Only the lines that hold "USDJPY" should be in the answer, each copied from the data below.

[App and web page records]
=== Section Start ===
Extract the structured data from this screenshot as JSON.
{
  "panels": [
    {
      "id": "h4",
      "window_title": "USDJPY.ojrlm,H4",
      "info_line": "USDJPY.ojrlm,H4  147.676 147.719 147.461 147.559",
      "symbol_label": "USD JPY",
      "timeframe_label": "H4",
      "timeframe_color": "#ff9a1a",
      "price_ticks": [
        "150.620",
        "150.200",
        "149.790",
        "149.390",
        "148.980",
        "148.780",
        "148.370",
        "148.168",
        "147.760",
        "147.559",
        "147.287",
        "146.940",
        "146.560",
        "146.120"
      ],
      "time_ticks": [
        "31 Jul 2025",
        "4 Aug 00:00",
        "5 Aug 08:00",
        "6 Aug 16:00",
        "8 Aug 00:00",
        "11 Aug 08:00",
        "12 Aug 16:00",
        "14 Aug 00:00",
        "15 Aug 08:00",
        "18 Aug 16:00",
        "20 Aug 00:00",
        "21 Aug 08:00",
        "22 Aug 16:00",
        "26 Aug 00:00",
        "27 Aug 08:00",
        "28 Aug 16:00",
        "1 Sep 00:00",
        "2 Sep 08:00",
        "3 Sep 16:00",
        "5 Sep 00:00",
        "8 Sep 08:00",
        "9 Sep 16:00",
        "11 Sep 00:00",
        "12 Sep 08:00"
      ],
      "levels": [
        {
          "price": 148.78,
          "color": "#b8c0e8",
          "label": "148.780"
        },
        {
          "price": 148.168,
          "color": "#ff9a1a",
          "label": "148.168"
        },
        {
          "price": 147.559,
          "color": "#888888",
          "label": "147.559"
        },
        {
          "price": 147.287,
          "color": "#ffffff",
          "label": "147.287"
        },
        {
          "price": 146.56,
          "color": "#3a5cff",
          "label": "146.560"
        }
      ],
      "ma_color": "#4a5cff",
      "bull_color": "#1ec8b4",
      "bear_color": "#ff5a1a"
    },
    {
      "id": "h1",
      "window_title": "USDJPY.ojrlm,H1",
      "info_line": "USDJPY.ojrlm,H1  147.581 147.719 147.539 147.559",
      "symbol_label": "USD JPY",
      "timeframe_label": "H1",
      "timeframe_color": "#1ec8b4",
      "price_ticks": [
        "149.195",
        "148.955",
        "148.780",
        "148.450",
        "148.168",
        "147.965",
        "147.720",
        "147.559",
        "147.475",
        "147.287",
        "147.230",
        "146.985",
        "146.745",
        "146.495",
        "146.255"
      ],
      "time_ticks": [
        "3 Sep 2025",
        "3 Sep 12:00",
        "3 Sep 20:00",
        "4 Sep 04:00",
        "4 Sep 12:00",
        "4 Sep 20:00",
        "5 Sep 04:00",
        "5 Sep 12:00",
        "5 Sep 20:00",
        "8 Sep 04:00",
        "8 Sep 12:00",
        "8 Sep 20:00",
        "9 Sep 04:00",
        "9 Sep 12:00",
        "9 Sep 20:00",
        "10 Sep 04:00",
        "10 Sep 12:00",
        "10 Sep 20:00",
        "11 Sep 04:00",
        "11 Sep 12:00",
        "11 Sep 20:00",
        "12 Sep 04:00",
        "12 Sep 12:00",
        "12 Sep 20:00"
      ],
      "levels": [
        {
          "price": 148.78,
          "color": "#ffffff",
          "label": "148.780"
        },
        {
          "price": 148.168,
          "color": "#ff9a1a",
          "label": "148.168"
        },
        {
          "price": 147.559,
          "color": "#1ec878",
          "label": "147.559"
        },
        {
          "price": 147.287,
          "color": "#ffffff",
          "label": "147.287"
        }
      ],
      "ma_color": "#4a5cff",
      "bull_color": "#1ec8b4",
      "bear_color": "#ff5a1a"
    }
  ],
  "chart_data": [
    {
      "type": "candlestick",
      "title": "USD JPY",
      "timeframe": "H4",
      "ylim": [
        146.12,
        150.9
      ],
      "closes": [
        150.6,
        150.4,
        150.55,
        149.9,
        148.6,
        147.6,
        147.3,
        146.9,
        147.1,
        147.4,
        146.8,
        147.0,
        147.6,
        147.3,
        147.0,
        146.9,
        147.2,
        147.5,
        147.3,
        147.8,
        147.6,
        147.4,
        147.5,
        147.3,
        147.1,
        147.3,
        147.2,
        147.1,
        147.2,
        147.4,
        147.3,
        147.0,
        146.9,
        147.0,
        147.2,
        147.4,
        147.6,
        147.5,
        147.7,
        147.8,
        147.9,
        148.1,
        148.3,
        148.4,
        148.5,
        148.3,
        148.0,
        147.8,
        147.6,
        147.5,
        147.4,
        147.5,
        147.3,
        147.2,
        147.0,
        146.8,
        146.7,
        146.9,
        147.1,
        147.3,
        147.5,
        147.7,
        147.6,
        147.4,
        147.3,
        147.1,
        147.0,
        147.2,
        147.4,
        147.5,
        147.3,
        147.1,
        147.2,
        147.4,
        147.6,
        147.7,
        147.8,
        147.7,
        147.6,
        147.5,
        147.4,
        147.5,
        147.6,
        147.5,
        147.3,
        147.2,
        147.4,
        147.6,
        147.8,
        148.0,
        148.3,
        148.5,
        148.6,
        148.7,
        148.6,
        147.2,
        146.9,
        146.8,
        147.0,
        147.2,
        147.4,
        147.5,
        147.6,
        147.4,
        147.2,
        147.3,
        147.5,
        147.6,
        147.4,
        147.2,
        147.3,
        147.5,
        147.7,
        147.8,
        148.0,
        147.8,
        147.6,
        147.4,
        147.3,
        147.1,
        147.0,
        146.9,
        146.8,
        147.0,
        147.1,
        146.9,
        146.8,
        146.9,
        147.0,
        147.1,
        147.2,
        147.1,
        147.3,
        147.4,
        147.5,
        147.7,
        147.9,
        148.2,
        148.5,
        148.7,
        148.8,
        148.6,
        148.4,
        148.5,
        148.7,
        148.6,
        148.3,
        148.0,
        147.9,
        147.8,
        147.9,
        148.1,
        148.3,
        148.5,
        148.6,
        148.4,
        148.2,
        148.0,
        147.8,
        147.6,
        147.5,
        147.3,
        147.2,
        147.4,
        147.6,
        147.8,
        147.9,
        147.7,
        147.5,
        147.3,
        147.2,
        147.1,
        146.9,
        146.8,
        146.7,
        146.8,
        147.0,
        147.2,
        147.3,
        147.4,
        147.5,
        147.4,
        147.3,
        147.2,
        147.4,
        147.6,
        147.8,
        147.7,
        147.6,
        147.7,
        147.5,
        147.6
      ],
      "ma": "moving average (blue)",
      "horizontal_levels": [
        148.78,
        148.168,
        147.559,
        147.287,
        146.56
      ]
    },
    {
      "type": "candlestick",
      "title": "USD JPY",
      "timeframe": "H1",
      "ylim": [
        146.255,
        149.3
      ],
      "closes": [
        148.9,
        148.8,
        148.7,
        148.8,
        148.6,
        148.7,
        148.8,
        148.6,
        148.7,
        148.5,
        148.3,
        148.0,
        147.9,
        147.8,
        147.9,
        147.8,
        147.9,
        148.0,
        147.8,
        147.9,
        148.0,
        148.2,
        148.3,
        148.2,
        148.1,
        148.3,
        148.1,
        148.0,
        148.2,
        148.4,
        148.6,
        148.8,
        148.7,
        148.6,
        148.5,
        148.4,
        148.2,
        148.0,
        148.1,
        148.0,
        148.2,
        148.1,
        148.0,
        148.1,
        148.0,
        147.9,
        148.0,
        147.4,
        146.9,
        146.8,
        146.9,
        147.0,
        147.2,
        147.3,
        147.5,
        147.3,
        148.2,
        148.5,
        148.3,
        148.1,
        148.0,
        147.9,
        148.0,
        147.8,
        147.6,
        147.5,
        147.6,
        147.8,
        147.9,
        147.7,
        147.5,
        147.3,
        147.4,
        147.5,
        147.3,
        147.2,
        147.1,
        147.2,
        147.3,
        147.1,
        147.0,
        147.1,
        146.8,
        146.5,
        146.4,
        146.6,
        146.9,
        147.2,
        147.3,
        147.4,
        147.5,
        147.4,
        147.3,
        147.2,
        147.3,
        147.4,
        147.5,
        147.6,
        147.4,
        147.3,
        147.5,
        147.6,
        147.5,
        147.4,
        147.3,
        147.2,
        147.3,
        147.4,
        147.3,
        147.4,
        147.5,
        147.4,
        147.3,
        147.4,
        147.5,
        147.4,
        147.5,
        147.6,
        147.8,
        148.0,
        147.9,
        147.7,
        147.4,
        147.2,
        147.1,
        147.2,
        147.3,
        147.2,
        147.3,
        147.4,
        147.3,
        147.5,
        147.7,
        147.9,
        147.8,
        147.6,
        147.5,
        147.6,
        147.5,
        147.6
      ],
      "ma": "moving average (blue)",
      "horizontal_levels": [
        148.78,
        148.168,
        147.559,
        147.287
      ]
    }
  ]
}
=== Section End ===
- [EXERCISE RESULT]
      "window_title": "USDJPY.ojrlm,H4",
      "info_line": "USDJPY.ojrlm,H4  147.676 147.719 147.461 147.559",
      "window_title": "USDJPY.ojrlm,H1",
      "info_line": "USDJPY.ojrlm,H1  147.581 147.719 147.539 147.559",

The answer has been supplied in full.